PROBLEM DESCRIPTION:
Keep each line of the material that includes "funkcija", and leave out the rest.

RECORDED INFORMATION:

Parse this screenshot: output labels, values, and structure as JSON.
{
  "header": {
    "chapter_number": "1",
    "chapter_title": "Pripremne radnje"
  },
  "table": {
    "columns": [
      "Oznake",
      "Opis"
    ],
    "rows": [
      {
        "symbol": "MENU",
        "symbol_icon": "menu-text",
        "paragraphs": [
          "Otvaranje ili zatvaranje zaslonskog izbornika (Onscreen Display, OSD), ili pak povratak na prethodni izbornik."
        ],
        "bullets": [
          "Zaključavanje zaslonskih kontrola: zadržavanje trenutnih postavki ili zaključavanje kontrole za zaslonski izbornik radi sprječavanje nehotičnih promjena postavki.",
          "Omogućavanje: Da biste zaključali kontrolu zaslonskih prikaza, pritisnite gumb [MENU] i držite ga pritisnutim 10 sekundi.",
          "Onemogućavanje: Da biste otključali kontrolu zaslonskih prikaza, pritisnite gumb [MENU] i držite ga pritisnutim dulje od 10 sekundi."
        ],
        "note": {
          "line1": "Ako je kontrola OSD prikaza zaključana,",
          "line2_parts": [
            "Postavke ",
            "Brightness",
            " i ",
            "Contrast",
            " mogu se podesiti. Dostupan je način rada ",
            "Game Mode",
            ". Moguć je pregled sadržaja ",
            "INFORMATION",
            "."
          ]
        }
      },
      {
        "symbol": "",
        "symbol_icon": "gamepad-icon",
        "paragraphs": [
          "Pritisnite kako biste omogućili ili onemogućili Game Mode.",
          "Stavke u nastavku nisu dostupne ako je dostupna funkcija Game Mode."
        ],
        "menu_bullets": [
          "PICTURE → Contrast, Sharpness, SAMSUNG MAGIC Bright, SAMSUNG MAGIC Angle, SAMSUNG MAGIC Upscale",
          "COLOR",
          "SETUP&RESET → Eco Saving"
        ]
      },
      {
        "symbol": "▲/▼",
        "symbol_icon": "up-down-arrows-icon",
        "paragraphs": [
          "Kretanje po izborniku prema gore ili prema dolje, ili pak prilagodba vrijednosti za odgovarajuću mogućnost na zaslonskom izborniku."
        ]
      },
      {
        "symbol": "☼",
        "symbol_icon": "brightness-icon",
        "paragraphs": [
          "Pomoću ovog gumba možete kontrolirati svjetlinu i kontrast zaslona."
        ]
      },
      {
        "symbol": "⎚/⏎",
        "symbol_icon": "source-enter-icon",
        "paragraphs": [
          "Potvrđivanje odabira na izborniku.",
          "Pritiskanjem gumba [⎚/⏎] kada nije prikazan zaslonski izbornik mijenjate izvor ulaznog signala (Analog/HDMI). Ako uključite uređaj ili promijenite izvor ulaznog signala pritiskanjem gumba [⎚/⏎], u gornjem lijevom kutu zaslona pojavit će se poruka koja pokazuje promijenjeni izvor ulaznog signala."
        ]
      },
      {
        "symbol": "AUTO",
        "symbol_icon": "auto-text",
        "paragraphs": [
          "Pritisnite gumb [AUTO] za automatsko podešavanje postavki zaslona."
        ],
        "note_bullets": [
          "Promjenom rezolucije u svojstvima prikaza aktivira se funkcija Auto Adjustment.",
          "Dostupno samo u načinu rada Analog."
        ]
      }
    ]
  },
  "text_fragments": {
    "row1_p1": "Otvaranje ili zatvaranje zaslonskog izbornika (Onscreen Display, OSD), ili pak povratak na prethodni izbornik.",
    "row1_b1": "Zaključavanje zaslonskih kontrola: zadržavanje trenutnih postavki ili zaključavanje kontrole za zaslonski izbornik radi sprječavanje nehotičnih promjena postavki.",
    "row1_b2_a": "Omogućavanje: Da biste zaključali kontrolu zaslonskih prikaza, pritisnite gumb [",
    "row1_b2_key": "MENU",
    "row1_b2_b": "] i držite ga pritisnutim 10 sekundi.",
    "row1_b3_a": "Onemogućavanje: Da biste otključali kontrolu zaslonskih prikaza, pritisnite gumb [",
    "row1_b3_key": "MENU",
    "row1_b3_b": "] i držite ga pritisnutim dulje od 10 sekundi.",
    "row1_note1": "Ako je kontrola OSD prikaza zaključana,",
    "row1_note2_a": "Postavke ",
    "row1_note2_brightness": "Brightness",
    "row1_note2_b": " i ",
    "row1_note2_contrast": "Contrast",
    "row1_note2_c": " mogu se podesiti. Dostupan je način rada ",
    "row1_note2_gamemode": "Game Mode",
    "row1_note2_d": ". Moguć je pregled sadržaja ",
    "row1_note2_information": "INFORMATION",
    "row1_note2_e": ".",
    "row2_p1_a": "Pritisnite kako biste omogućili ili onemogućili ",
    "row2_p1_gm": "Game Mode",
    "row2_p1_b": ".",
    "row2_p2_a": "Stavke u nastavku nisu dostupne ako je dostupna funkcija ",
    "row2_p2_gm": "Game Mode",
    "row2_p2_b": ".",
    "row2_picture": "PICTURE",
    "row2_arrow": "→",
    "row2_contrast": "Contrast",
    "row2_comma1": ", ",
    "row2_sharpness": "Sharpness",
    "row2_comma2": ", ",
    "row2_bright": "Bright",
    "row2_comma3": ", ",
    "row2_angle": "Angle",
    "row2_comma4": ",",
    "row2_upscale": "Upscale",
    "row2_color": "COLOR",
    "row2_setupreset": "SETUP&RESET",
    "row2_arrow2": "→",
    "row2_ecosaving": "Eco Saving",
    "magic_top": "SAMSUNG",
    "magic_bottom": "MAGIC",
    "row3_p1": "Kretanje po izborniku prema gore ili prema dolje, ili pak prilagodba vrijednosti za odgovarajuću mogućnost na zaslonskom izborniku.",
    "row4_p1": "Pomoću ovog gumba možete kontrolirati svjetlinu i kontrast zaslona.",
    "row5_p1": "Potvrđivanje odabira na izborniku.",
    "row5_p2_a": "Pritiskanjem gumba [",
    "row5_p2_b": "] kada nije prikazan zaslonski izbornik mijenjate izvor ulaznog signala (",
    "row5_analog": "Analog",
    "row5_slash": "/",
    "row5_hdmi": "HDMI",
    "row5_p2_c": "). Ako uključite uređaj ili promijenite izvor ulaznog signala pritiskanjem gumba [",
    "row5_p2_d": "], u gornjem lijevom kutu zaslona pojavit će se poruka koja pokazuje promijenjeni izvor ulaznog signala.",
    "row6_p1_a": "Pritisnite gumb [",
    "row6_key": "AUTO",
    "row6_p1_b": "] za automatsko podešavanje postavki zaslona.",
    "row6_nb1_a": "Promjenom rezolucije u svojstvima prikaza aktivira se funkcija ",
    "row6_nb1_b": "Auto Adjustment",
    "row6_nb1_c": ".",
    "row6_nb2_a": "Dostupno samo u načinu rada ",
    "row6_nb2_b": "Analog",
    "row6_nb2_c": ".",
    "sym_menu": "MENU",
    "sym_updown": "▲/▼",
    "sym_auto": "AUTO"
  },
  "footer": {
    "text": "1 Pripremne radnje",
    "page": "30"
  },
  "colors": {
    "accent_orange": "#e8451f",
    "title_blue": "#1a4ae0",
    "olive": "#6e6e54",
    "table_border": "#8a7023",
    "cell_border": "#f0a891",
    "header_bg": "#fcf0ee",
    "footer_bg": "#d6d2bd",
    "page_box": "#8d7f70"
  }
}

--

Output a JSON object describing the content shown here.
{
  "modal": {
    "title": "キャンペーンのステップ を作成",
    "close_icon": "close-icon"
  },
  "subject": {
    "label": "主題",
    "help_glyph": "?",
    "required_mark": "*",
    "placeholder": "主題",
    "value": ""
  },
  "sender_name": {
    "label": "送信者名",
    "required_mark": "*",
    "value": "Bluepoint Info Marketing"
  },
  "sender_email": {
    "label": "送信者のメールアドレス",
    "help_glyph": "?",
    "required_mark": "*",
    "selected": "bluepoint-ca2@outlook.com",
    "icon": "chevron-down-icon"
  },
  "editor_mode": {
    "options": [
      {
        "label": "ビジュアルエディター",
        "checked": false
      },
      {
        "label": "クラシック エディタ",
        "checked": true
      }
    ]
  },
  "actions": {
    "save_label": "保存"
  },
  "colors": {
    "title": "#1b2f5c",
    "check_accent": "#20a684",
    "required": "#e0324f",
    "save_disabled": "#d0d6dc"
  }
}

ANSWER TO THE PROBLEM:
          "Stavke u nastavku nisu dostupne ako je dostupna funkcija Game Mode."
          "Promjenom rezolucije u svojstvima prikaza aktivira se funkcija Auto Adjustment.",
    "row2_p2_a": "Stavke u nastavku nisu dostupne ako je dostupna funkcija ",
    "row6_nb1_a": "Promjenom rezolucije u svojstvima prikaza aktivira se funkcija ",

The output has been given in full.